2019 marks the year women cross over into the majority of the college-educated workforce. It’s already bringing changes to corporate life, from benefits packages to flexible schedules.
From The Reading List
Wall Street Journal: "Historic Rise of College-Educated Women in Labor Force Changes Workplace" — "This year is shaping up to be the first year that women make up the majority of the college-educated labor force, a milestone that is already altering benefits packages offered by companies and one that could influence family sizes in the future.
"Women make up only 46.6% of the overall labor force, but they first reached 45% of the college-educated labor force at the turn of the century. Since 2013, the female share of college-educated workers has been around the 49% mark, with 2019 being the year that women cross into a very slight majority. Nicole Smith, chief economist at Georgetown University Center on Education and the Workforce, said this development overall is a positive one.
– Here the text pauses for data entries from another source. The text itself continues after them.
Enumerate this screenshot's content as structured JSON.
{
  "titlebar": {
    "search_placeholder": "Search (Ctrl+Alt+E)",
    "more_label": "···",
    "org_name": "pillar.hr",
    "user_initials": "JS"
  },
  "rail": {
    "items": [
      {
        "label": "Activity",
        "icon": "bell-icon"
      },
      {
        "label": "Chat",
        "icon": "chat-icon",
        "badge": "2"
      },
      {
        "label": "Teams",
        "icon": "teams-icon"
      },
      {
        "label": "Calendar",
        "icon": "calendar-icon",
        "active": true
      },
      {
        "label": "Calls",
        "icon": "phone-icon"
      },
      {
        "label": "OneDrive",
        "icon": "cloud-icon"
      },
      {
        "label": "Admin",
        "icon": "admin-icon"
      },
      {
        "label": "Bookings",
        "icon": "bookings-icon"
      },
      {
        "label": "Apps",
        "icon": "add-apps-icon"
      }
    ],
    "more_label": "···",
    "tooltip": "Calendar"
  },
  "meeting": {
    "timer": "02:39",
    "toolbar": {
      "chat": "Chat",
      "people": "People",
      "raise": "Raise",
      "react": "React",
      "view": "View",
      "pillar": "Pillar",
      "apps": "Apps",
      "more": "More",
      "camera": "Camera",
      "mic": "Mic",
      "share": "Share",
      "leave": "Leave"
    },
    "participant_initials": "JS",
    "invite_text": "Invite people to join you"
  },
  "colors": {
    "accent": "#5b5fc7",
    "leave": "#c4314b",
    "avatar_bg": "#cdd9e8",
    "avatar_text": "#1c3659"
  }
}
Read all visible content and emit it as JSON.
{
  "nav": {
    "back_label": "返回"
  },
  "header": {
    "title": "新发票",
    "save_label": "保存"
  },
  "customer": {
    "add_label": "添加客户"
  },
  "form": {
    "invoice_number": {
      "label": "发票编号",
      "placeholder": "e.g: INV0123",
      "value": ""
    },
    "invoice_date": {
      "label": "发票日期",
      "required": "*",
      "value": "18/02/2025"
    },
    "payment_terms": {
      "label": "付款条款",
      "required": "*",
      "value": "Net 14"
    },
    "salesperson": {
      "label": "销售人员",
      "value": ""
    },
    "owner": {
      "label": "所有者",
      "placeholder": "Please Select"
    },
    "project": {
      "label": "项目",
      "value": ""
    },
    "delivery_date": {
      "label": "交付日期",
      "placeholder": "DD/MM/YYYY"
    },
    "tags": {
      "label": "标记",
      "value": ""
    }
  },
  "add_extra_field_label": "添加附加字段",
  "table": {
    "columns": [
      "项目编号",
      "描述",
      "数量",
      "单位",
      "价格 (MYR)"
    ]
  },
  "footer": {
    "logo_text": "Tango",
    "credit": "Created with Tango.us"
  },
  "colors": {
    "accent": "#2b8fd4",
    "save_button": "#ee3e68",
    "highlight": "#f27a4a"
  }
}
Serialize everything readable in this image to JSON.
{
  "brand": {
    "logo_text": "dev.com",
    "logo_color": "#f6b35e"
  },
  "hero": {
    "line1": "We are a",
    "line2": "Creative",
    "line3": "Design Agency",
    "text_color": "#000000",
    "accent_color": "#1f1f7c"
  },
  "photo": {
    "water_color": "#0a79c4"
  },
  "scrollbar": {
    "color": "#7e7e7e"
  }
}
"'It is the culmination of a trend that started maybe over 40 years ago,' Ms. Smith said. 'It’s going to give women a lot more earning potential. It’s going to give them more control over their finances, their own destiny.'
"According to the Census Bureau, women-led households made up a little more than 26% of all households in 1980. By 2018, that number grew to 30.5%, although broader social changes contribute to this trend as well."
New York Times: "College-Educated Women Are the Workplace Majority, but Still Don’t Get Their Share" — "We’ve reached a tipping point in the United States: For the first time, there are more college-educated women in the work force than college-educated men.
"That’s according to a new study from Pew Research, which analyzed data collected by the U.S. Bureau of Labor Statistics. It found that women 25 and older now make up 50.2 percent of the college-educated work force — up about 11 percent since 2000.
"In some ways, the increase is a natural progression.
"Women have been earning the majority of bachelor’s degrees, and more advanced degrees, in the United States since the early 1980s, according to the National Center for Education Statistics. Of those who earned a bachelor’s degree last year, 57.5 percent were women.
"And yet historically, women have been less likely to enter the work force at all after graduation — 36 percent less likely, according to Bloomberg. It wasn’t until this year that they edged out men with similar degrees to become the majority."
This program aired on October 10, 2019.